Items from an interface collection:
-=-=-

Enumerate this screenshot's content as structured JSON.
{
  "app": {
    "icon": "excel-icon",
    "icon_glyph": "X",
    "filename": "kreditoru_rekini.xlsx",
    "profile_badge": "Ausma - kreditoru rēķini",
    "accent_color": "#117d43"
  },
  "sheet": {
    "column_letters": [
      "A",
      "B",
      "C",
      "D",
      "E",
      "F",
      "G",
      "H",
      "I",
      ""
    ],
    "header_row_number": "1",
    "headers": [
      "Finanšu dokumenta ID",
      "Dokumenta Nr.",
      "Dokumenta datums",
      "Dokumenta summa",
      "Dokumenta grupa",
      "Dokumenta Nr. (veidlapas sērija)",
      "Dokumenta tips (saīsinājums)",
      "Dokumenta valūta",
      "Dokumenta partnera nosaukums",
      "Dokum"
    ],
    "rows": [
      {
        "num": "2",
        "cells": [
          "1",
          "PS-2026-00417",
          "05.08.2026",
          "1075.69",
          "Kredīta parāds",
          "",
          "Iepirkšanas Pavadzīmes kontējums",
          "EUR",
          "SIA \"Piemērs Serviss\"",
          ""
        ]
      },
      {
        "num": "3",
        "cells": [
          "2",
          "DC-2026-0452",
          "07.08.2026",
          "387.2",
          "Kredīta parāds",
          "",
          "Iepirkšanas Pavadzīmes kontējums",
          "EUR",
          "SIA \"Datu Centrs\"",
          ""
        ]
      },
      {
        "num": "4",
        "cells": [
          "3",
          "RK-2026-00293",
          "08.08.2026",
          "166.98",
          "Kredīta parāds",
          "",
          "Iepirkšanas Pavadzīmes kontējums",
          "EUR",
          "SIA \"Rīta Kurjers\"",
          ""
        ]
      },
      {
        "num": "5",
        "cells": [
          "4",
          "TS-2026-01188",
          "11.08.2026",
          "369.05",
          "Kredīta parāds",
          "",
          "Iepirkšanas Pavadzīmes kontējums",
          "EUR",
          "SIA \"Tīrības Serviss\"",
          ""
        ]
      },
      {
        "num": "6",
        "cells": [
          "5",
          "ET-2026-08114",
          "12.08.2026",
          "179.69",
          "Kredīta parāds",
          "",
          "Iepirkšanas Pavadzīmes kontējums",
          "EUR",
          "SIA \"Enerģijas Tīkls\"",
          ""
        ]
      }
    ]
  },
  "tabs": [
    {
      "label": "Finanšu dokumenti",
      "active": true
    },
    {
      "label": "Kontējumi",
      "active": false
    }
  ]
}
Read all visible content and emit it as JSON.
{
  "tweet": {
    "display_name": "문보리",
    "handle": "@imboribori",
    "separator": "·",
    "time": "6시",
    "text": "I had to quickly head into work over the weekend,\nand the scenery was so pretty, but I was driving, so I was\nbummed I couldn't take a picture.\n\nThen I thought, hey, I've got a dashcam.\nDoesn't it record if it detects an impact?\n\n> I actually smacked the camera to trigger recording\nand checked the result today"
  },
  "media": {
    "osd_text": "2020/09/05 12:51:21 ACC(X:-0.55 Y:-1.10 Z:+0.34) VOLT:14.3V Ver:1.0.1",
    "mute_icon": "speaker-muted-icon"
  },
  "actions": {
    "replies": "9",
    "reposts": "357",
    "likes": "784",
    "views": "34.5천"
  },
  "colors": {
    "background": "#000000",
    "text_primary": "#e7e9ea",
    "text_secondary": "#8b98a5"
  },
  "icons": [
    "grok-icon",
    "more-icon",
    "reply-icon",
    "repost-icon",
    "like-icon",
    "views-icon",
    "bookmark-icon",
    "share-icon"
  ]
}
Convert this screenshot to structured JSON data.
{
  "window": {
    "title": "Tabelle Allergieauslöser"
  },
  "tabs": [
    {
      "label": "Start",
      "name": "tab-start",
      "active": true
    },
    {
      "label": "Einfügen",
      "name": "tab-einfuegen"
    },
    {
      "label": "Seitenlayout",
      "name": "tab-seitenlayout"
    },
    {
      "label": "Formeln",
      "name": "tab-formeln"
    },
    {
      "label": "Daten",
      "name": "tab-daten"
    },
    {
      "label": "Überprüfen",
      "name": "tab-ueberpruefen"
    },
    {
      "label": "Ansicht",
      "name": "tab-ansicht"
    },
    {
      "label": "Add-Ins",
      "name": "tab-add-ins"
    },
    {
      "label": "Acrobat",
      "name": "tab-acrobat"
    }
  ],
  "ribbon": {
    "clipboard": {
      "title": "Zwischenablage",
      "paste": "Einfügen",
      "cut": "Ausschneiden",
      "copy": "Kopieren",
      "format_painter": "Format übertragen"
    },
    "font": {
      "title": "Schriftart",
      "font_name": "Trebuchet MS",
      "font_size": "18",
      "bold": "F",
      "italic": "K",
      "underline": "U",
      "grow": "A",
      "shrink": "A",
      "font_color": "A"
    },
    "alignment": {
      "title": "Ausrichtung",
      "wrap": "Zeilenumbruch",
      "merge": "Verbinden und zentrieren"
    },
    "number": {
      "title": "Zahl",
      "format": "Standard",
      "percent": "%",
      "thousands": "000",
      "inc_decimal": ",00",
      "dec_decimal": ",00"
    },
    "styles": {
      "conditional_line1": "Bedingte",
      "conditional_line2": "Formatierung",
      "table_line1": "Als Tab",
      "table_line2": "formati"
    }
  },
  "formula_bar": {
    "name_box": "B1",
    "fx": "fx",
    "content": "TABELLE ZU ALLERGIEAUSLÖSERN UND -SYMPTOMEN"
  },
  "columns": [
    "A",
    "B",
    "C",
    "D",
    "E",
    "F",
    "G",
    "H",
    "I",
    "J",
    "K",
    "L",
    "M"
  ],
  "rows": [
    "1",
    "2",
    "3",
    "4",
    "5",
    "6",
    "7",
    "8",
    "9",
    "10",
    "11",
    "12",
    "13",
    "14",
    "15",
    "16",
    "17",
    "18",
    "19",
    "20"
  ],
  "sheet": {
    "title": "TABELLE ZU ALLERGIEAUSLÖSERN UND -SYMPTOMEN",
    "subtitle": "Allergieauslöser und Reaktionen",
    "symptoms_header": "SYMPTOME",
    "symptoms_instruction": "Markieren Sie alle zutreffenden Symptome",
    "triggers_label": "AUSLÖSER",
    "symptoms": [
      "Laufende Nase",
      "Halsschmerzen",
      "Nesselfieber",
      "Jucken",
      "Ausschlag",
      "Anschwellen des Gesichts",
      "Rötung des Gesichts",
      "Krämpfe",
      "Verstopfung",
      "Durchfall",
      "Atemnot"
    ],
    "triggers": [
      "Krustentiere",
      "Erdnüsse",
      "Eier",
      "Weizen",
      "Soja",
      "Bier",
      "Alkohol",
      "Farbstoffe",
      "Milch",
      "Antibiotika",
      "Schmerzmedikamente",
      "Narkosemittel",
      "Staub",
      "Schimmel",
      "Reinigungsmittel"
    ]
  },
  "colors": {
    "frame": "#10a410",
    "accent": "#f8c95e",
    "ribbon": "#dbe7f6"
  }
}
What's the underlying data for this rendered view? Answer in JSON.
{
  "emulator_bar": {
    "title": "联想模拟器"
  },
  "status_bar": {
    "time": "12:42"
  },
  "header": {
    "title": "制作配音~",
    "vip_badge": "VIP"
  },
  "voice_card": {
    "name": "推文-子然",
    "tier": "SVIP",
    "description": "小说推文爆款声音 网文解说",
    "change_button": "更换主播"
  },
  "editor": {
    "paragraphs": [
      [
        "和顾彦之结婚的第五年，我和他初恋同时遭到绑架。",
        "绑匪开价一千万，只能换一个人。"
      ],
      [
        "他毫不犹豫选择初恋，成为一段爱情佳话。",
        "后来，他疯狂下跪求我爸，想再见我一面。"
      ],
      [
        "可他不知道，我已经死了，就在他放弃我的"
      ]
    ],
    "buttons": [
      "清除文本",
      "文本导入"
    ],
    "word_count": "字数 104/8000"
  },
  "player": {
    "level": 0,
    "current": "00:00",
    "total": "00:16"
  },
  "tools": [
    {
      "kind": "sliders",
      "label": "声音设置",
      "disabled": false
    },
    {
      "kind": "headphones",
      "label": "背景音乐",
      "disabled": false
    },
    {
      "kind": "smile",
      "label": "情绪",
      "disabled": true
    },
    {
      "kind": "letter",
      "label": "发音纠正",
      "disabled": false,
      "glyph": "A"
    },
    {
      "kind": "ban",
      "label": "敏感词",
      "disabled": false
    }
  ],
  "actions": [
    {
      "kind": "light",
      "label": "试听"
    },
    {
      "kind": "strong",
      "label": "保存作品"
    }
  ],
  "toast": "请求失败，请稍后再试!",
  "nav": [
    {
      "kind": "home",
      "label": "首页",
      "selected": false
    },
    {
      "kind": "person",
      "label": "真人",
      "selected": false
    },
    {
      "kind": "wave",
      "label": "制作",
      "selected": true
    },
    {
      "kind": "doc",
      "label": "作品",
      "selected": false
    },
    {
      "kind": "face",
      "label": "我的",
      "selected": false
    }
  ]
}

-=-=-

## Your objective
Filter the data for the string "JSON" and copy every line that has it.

## Task solution
Enumerate this screenshot's content as structured JSON.
Read all visible content and emit it as JSON.
Convert this screenshot to structured JSON data.
What's the underlying data for this rendered view? Answer in JSON.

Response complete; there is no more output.